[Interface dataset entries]
___
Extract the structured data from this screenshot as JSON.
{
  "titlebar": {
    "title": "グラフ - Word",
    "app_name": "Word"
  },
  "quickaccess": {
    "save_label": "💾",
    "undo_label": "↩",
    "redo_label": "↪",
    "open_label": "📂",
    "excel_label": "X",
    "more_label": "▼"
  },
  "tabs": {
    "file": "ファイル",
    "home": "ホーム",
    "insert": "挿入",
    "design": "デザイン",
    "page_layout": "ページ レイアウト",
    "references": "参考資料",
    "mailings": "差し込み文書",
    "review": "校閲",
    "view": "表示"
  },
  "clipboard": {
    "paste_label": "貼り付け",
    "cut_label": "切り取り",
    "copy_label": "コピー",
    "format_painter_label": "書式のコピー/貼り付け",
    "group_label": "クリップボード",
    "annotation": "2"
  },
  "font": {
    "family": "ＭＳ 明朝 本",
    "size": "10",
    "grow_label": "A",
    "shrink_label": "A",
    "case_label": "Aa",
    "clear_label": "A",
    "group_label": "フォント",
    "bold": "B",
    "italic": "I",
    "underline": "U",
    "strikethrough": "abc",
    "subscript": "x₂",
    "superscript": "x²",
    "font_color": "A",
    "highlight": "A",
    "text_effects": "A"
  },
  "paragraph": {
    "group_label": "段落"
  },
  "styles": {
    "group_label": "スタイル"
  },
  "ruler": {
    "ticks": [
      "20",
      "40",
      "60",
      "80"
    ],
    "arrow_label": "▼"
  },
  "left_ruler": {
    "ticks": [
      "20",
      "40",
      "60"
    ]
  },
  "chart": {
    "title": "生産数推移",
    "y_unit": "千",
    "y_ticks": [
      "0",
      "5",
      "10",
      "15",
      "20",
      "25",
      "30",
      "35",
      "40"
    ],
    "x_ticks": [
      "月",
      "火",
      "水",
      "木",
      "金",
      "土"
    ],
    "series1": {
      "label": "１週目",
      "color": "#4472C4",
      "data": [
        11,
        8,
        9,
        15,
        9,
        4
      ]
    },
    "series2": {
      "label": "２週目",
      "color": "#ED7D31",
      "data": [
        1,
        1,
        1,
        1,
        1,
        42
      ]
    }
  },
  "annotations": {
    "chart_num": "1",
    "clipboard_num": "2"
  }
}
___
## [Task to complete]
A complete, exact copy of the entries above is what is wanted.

## [Exercise solution]
Extract the structured data from this screenshot as JSON.
{
  "titlebar": {
    "title": "グラフ - Word",
    "app_name": "Word"
  },
  "quickaccess": {
    "save_label": "💾",
    "undo_label": "↩",
    "redo_label": "↪",
    "open_label": "📂",
    "excel_label": "X",
    "more_label": "▼"
  },
  "tabs": {
    "file": "ファイル",
    "home": "ホーム",
    "insert": "挿入",
    "design": "デザイン",
    "page_layout": "ページ レイアウト",
    "references": "参考資料",
    "mailings": "差し込み文書",
    "review": "校閲",
    "view": "表示"
  },
  "clipboard": {
    "paste_label": "貼り付け",
    "cut_label": "切り取り",
    "copy_label": "コピー",
    "format_painter_label": "書式のコピー/貼り付け",
    "group_label": "クリップボード",
    "annotation": "2"
  },
  "font": {
    "family": "ＭＳ 明朝 本",
    "size": "10",
    "grow_label": "A",
    "shrink_label": "A",
    "case_label": "Aa",
    "clear_label": "A",
    "group_label": "フォント",
    "bold": "B",
    "italic": "I",
    "underline": "U",
    "strikethrough": "abc",
    "subscript": "x₂",
    "superscript": "x²",
    "font_color": "A",
    "highlight": "A",
    "text_effects": "A"
  },
  "paragraph": {
    "group_label": "段落"
  },
  "styles": {
    "group_label": "スタイル"
  },
  "ruler": {
    "ticks": [
      "20",
      "40",
      "60",
      "80"
    ],
    "arrow_label": "▼"
  },
  "left_ruler": {
    "ticks": [
      "20",
      "40",
      "60"
    ]
  },
  "chart": {
    "title": "生産数推移",
    "y_unit": "千",
    "y_ticks": [
      "0",
      "5",
      "10",
      "15",
      "20",
      "25",
      "30",
      "35",
      "40"
    ],
    "x_ticks": [
      "月",
      "火",
      "水",
      "木",
      "金",
      "土"
    ],
    "series1": {
      "label": "１週目",
      "color": "#4472C4",
      "data": [
        11,
        8,
        9,
        15,
        9,
        4
      ]
    },
    "series2": {
      "label": "２週目",
      "color": "#ED7D31",
      "data": [
        1,
        1,
        1,
        1,
        1,
        42
      ]
    }
  },
  "annotations": {
    "chart_num": "1",
    "clipboard_num": "2"
  }
}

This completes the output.